**Problem description**.
Write the records below out again. Match them exactly.

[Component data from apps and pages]
* * * * *

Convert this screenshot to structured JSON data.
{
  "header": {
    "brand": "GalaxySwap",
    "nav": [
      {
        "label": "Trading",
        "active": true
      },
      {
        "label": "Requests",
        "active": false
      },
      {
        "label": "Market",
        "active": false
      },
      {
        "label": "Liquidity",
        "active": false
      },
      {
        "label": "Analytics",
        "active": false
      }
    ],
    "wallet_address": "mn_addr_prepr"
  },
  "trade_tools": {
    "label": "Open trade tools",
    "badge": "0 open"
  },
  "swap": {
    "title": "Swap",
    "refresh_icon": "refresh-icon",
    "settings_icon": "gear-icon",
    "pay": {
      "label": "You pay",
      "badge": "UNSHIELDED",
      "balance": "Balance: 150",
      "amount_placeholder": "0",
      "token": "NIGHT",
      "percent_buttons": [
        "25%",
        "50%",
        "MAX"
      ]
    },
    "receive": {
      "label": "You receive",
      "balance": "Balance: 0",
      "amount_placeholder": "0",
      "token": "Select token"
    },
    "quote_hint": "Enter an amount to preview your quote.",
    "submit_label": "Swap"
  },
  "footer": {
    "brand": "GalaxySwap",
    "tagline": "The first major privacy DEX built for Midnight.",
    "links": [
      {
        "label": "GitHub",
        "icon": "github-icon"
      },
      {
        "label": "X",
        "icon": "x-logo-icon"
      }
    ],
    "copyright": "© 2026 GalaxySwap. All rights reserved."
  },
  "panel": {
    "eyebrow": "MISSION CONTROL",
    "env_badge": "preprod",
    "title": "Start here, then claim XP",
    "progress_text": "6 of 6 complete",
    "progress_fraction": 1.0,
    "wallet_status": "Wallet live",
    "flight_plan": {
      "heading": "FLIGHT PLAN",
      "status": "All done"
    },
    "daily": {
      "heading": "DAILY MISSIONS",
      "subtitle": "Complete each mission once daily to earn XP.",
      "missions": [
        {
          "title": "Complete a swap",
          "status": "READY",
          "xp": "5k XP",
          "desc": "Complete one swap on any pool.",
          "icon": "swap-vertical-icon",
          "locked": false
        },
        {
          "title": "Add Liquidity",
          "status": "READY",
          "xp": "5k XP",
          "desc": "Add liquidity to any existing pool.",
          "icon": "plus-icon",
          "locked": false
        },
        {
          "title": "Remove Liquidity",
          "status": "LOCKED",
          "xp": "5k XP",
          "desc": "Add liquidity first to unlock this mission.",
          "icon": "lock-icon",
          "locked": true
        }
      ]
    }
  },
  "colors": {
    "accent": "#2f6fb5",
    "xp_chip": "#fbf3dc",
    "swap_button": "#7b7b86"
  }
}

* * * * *

**Answer area**.
Convert this screenshot to structured JSON data.
{
  "header": {
    "brand": "GalaxySwap",
    "nav": [
      {
        "label": "Trading",
        "active": true
      },
      {
        "label": "Requests",
        "active": false
      },
      {
        "label": "Market",
        "active": false
      },
      {
        "label": "Liquidity",
        "active": false
      },
      {
        "label": "Analytics",
        "active": false
      }
    ],
    "wallet_address": "mn_addr_prepr"
  },
  "trade_tools": {
    "label": "Open trade tools",
    "badge": "0 open"
  },
  "swap": {
    "title": "Swap",
    "refresh_icon": "refresh-icon",
    "settings_icon": "gear-icon",
    "pay": {
      "label": "You pay",
      "badge": "UNSHIELDED",
      "balance": "Balance: 150",
      "amount_placeholder": "0",
      "token": "NIGHT",
      "percent_buttons": [
        "25%",
        "50%",
        "MAX"
      ]
    },
    "receive": {
      "label": "You receive",
      "balance": "Balance: 0",
      "amount_placeholder": "0",
      "token": "Select token"
    },
    "quote_hint": "Enter an amount to preview your quote.",
    "submit_label": "Swap"
  },
  "footer": {
    "brand": "GalaxySwap",
    "tagline": "The first major privacy DEX built for Midnight.",
    "links": [
      {
        "label": "GitHub",
        "icon": "github-icon"
      },
      {
        "label": "X",
        "icon": "x-logo-icon"
      }
    ],
    "copyright": "© 2026 GalaxySwap. All rights reserved."
  },
  "panel": {
    "eyebrow": "MISSION CONTROL",
    "env_badge": "preprod",
    "title": "Start here, then claim XP",
    "progress_text": "6 of 6 complete",
    "progress_fraction": 1.0,
    "wallet_status": "Wallet live",
    "flight_plan": {
      "heading": "FLIGHT PLAN",
      "status": "All done"
    },
    "daily": {
      "heading": "DAILY MISSIONS",
      "subtitle": "Complete each mission once daily to earn XP.",
      "missions": [
        {
          "title": "Complete a swap",
          "status": "READY",
          "xp": "5k XP",
          "desc": "Complete one swap on any pool.",
          "icon": "swap-vertical-icon",
          "locked": false
        },
        {
          "title": "Add Liquidity",
          "status": "READY",
          "xp": "5k XP",
          "desc": "Add liquidity to any existing pool.",
          "icon": "plus-icon",
          "locked": false
        },
        {
          "title": "Remove Liquidity",
          "status": "LOCKED",
          "xp": "5k XP",
          "desc": "Add liquidity first to unlock this mission.",
          "icon": "lock-icon",
          "locked": true
        }
      ]
    }
  },
  "colors": {
    "accent": "#2f6fb5",
    "xp_chip": "#fbf3dc",
    "swap_button": "#7b7b86"
  }
}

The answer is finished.